Many people have fought hard to gain the right to vote in this country, so voting is one of the most important contributions to society. It's hard to pick a candidate if you don't have all the information, so here are a couple of ways to help you make a decision you feel confident about:
- Down to a science. Follow the FiveThirtyEight blog on The New York Times for a scientific analysis of various statistical information related to the elections. Author Nate Silver, for the most part, accurately predicted the results of the 2008 presidential election.
- Match the candidates to your views. There's never going to be a perfect fit, but to get a better idea of which candidates match your stances on issues that are important to you, check out the site ISideWith.com. Take a quick poll and vote on which stance you take on numerous policy issues, then the site will tabulate your answers and reveal how much a candidate matches your stances.
- Question what you hear. Don't always believe what you hear in the news or from the politicians. If something strikes you as extreme, do some research to verify the claim.
- Hear both sides. Read sites and blogs that fall in both camps. Don't just stick to the sites that are in line with your views.

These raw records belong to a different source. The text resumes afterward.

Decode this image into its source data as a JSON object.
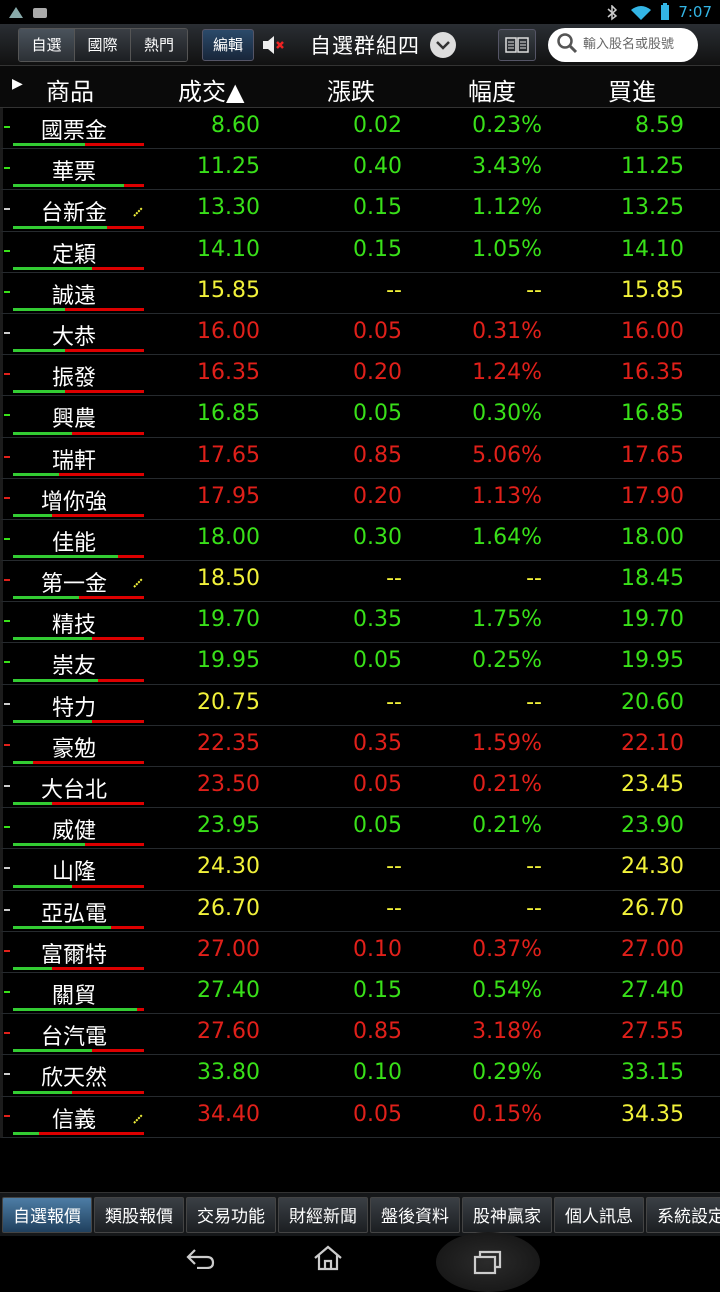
{
  "status": {
    "time": "7:07"
  },
  "toolbar": {
    "tabs": [
      "自選",
      "國際",
      "熱門"
    ],
    "edit": "編輯",
    "group_title": "自選群組四",
    "search_placeholder": "輸入股名或股號"
  },
  "columns": {
    "name": "商品",
    "price": "成交▲",
    "change": "漲跌",
    "pct": "幅度",
    "bid": "買進"
  },
  "colors": {
    "up": "#e0201a",
    "down": "#39e019",
    "flat": "#f2f23a"
  },
  "rows": [
    {
      "name": "國票金",
      "price": "8.60",
      "change": "0.02",
      "pct": "0.23%",
      "bid": "8.59",
      "pc": "g",
      "cc": "g",
      "bc": "g",
      "bar": 0.55,
      "mark": "g",
      "flag": false
    },
    {
      "name": "華票",
      "price": "11.25",
      "change": "0.40",
      "pct": "3.43%",
      "bid": "11.25",
      "pc": "g",
      "cc": "g",
      "bc": "g",
      "bar": 0.85,
      "mark": "g",
      "flag": false
    },
    {
      "name": "台新金",
      "price": "13.30",
      "change": "0.15",
      "pct": "1.12%",
      "bid": "13.25",
      "pc": "g",
      "cc": "g",
      "bc": "g",
      "bar": 0.72,
      "mark": "w",
      "flag": true
    },
    {
      "name": "定穎",
      "price": "14.10",
      "change": "0.15",
      "pct": "1.05%",
      "bid": "14.10",
      "pc": "g",
      "cc": "g",
      "bc": "g",
      "bar": 0.6,
      "mark": "g",
      "flag": false
    },
    {
      "name": "誠遠",
      "price": "15.85",
      "change": "--",
      "pct": "--",
      "bid": "15.85",
      "pc": "y",
      "cc": "y",
      "bc": "y",
      "bar": 0.4,
      "mark": "g",
      "flag": false
    },
    {
      "name": "大恭",
      "price": "16.00",
      "change": "0.05",
      "pct": "0.31%",
      "bid": "16.00",
      "pc": "r",
      "cc": "r",
      "bc": "r",
      "bar": 0.4,
      "mark": "w",
      "flag": false
    },
    {
      "name": "振發",
      "price": "16.35",
      "change": "0.20",
      "pct": "1.24%",
      "bid": "16.35",
      "pc": "r",
      "cc": "r",
      "bc": "r",
      "bar": 0.4,
      "mark": "r",
      "flag": false
    },
    {
      "name": "興農",
      "price": "16.85",
      "change": "0.05",
      "pct": "0.30%",
      "bid": "16.85",
      "pc": "g",
      "cc": "g",
      "bc": "g",
      "bar": 0.45,
      "mark": "g",
      "flag": false
    },
    {
      "name": "瑞軒",
      "price": "17.65",
      "change": "0.85",
      "pct": "5.06%",
      "bid": "17.65",
      "pc": "r",
      "cc": "r",
      "bc": "r",
      "bar": 0.35,
      "mark": "r",
      "flag": false
    },
    {
      "name": "增你強",
      "price": "17.95",
      "change": "0.20",
      "pct": "1.13%",
      "bid": "17.90",
      "pc": "r",
      "cc": "r",
      "bc": "r",
      "bar": 0.3,
      "mark": "r",
      "flag": false
    },
    {
      "name": "佳能",
      "price": "18.00",
      "change": "0.30",
      "pct": "1.64%",
      "bid": "18.00",
      "pc": "g",
      "cc": "g",
      "bc": "g",
      "bar": 0.8,
      "mark": "g",
      "flag": false
    },
    {
      "name": "第一金",
      "price": "18.50",
      "change": "--",
      "pct": "--",
      "bid": "18.45",
      "pc": "y",
      "cc": "y",
      "bc": "g",
      "bar": 0.5,
      "mark": "r",
      "flag": true
    },
    {
      "name": "精技",
      "price": "19.70",
      "change": "0.35",
      "pct": "1.75%",
      "bid": "19.70",
      "pc": "g",
      "cc": "g",
      "bc": "g",
      "bar": 0.6,
      "mark": "g",
      "flag": false
    },
    {
      "name": "崇友",
      "price": "19.95",
      "change": "0.05",
      "pct": "0.25%",
      "bid": "19.95",
      "pc": "g",
      "cc": "g",
      "bc": "g",
      "bar": 0.65,
      "mark": "g",
      "flag": false
    },
    {
      "name": "特力",
      "price": "20.75",
      "change": "--",
      "pct": "--",
      "bid": "20.60",
      "pc": "y",
      "cc": "y",
      "bc": "g",
      "bar": 0.6,
      "mark": "w",
      "flag": false
    },
    {
      "name": "豪勉",
      "price": "22.35",
      "change": "0.35",
      "pct": "1.59%",
      "bid": "22.10",
      "pc": "r",
      "cc": "r",
      "bc": "r",
      "bar": 0.15,
      "mark": "r",
      "flag": false
    },
    {
      "name": "大台北",
      "price": "23.50",
      "change": "0.05",
      "pct": "0.21%",
      "bid": "23.45",
      "pc": "r",
      "cc": "r",
      "bc": "y",
      "bar": 0.3,
      "mark": "w",
      "flag": false
    },
    {
      "name": "威健",
      "price": "23.95",
      "change": "0.05",
      "pct": "0.21%",
      "bid": "23.90",
      "pc": "g",
      "cc": "g",
      "bc": "g",
      "bar": 0.55,
      "mark": "g",
      "flag": false
    },
    {
      "name": "山隆",
      "price": "24.30",
      "change": "--",
      "pct": "--",
      "bid": "24.30",
      "pc": "y",
      "cc": "y",
      "bc": "y",
      "bar": 0.45,
      "mark": "w",
      "flag": false
    },
    {
      "name": "亞弘電",
      "price": "26.70",
      "change": "--",
      "pct": "--",
      "bid": "26.70",
      "pc": "y",
      "cc": "y",
      "bc": "y",
      "bar": 0.75,
      "mark": "w",
      "flag": false
    },
    {
      "name": "富爾特",
      "price": "27.00",
      "change": "0.10",
      "pct": "0.37%",
      "bid": "27.00",
      "pc": "r",
      "cc": "r",
      "bc": "r",
      "bar": 0.3,
      "mark": "r",
      "flag": false
    },
    {
      "name": "關貿",
      "price": "27.40",
      "change": "0.15",
      "pct": "0.54%",
      "bid": "27.40",
      "pc": "g",
      "cc": "g",
      "bc": "g",
      "bar": 0.95,
      "mark": "g",
      "flag": false
    },
    {
      "name": "台汽電",
      "price": "27.60",
      "change": "0.85",
      "pct": "3.18%",
      "bid": "27.55",
      "pc": "r",
      "cc": "r",
      "bc": "r",
      "bar": 0.6,
      "mark": "r",
      "flag": false
    },
    {
      "name": "欣天然",
      "price": "33.80",
      "change": "0.10",
      "pct": "0.29%",
      "bid": "33.15",
      "pc": "g",
      "cc": "g",
      "bc": "g",
      "bar": 0.45,
      "mark": "w",
      "flag": false
    },
    {
      "name": "信義",
      "price": "34.40",
      "change": "0.05",
      "pct": "0.15%",
      "bid": "34.35",
      "pc": "r",
      "cc": "r",
      "bc": "y",
      "bar": 0.2,
      "mark": "r",
      "flag": true
    }
  ],
  "bottom_tabs": [
    "自選報價",
    "類股報價",
    "交易功能",
    "財經新聞",
    "盤後資料",
    "股神贏家",
    "個人訊息",
    "系統設定"
  ],
  "icons": {
    "mute": "speaker-muted-icon",
    "dropdown": "chevron-down-icon",
    "book": "book-icon",
    "search": "search-icon",
    "back": "back-icon",
    "home": "home-icon",
    "recents": "recents-icon"
  }
}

For example, don't only read progressive blogs if you're liberal and vice versa.